According to the Star Tribune, Bell, only 13 credits shy of earning a degree in Parks and Recreation, left the university after getting drafted by the Kansas City Chiefs in 1963.
Bell, 74, is a winner. He was an All-American with the Gophers and played in a pair of Rose Bowls while winning the 1960 national championship. In the NFL he won a Super Bowl with the Chiefs. He is a member of both the College Football and Pro Football Hall of Fame.
But all of his football accolades pale in comparison to a college diploma.
"It’s the top of the pyramid, man. This diploma is something they can’t take away. It’s top of the list," he told the Star Tribune.
In an interview with the Pioneer Press last December, Bell explained that it was difficult parlaying his 1960s college education to modern classes that use Microsoft Excel, Word and Powerpoint, among a list of challenging assignments, one of which required a voiceover.
Consider the fact that Bell's original transcript at the U of M was written in pencil, the Pioneer Press notes.
Bell still has a rich relationship with the Chiefs, so he asked one of the team's technical experts to help him with one of his final powerpoint projects.
"I said, 'Ma'am, you got to help me,'" he said. "I went to her office and I did it there. We knocked it out. I think I got an 'A' on it. That was awesome."
Enshrined in 1983, Bell became the first Chief in franchise history to reach the Pro Football Hall of Fame. According to his Hall of Fame biography, former Gophers title-winning coach Murray Warmath described Bell as the “the greatest lineman I have ever seen.”
The New York Times points out the historical significance of Bell being part of Warmath's 1959 recruiting class – one of the first in the country to feature a number to elite black players.
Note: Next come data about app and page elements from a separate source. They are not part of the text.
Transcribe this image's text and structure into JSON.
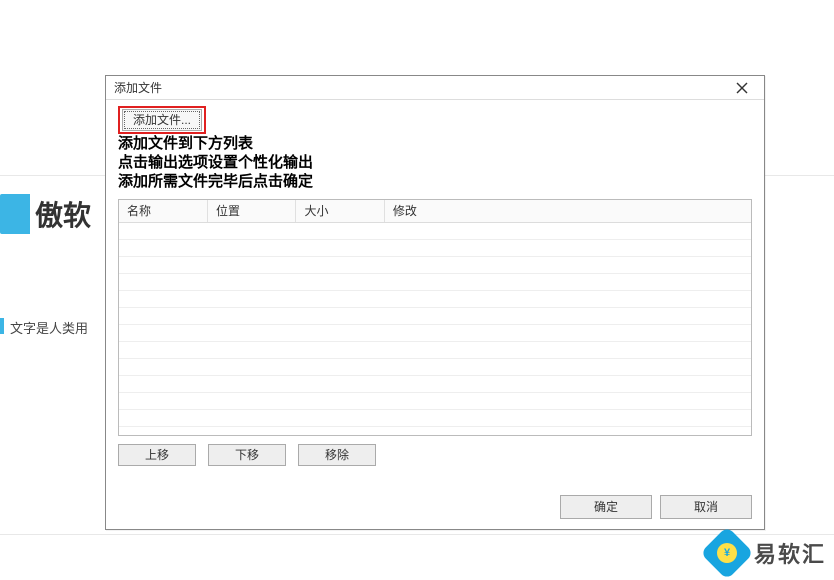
{
  "background": {
    "logo_text": "傲软",
    "sidebar_text": "文字是人类用"
  },
  "dialog": {
    "title": "添加文件",
    "add_file_btn": "添加文件...",
    "hint_line1": "添加文件到下方列表",
    "hint_line2": "点击输出选项设置个性化输出",
    "hint_line3": "添加所需文件完毕后点击确定",
    "columns": {
      "name": "名称",
      "location": "位置",
      "size": "大小",
      "modified": "修改"
    },
    "buttons": {
      "move_up": "上移",
      "move_down": "下移",
      "remove": "移除",
      "ok": "确定",
      "cancel": "取消"
    }
  },
  "watermark": {
    "text": "易软汇"
  }
}
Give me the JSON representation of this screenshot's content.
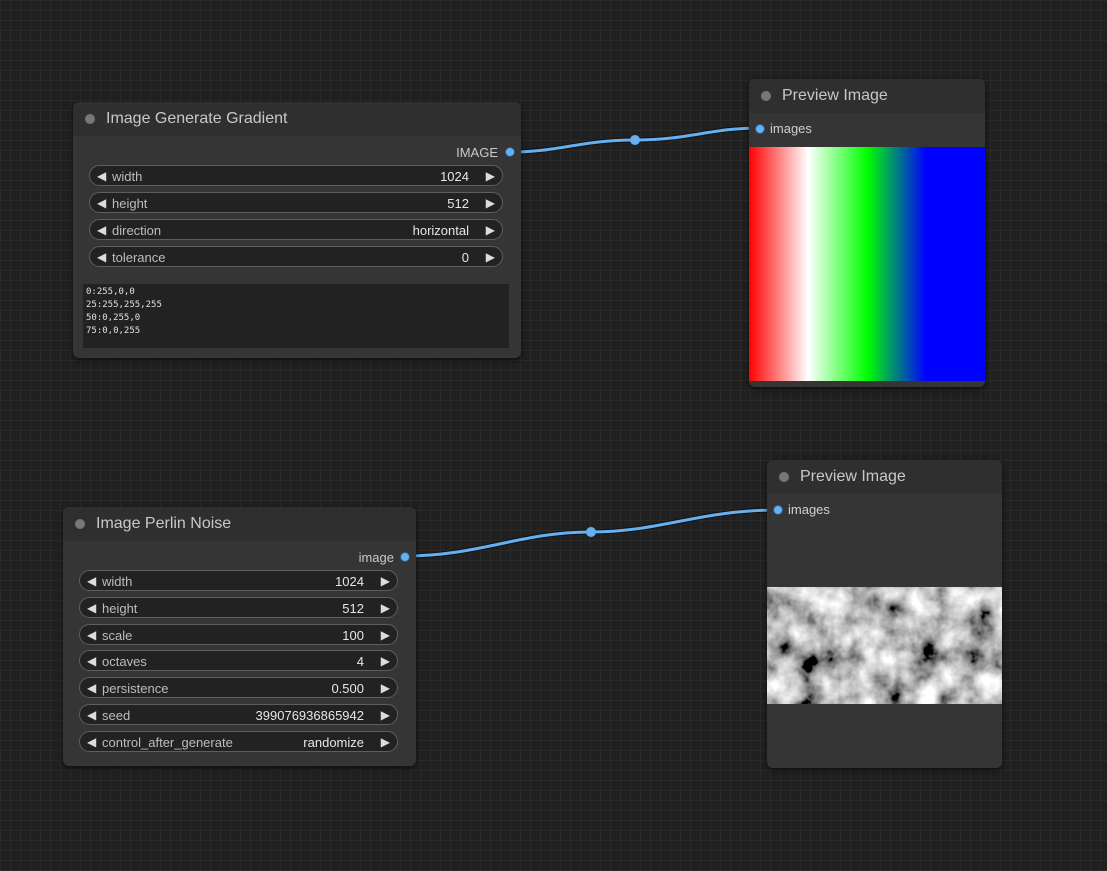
{
  "nodes": {
    "gradient": {
      "title": "Image Generate Gradient",
      "output_label": "IMAGE",
      "widgets": [
        {
          "label": "width",
          "value": "1024"
        },
        {
          "label": "height",
          "value": "512"
        },
        {
          "label": "direction",
          "value": "horizontal"
        },
        {
          "label": "tolerance",
          "value": "0"
        }
      ],
      "gradient_text": [
        "0:255,0,0",
        "25:255,255,255",
        "50:0,255,0",
        "75:0,0,255"
      ]
    },
    "perlin": {
      "title": "Image Perlin Noise",
      "output_label": "image",
      "widgets": [
        {
          "label": "width",
          "value": "1024"
        },
        {
          "label": "height",
          "value": "512"
        },
        {
          "label": "scale",
          "value": "100"
        },
        {
          "label": "octaves",
          "value": "4"
        },
        {
          "label": "persistence",
          "value": "0.500"
        },
        {
          "label": "seed",
          "value": "399076936865942"
        },
        {
          "label": "control_after_generate",
          "value": "randomize"
        }
      ]
    },
    "preview1": {
      "title": "Preview Image",
      "input_label": "images"
    },
    "preview2": {
      "title": "Preview Image",
      "input_label": "images"
    }
  },
  "icons": {
    "decrement": "◀",
    "increment": "▶"
  },
  "colors": {
    "canvas_bg": "#202020",
    "node_bg": "#353535",
    "link": "#66b0f0",
    "gradient_stops": [
      "#ff0000",
      "#ffffff",
      "#00ff00",
      "#0000ff"
    ]
  }
}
Bell was so athletically gifted, at 6-foot-4, 220-pounds, that Minnesota's hockey and golf teams wanted him. Bell wound up walking on to the basketball team to become the first black player in school history.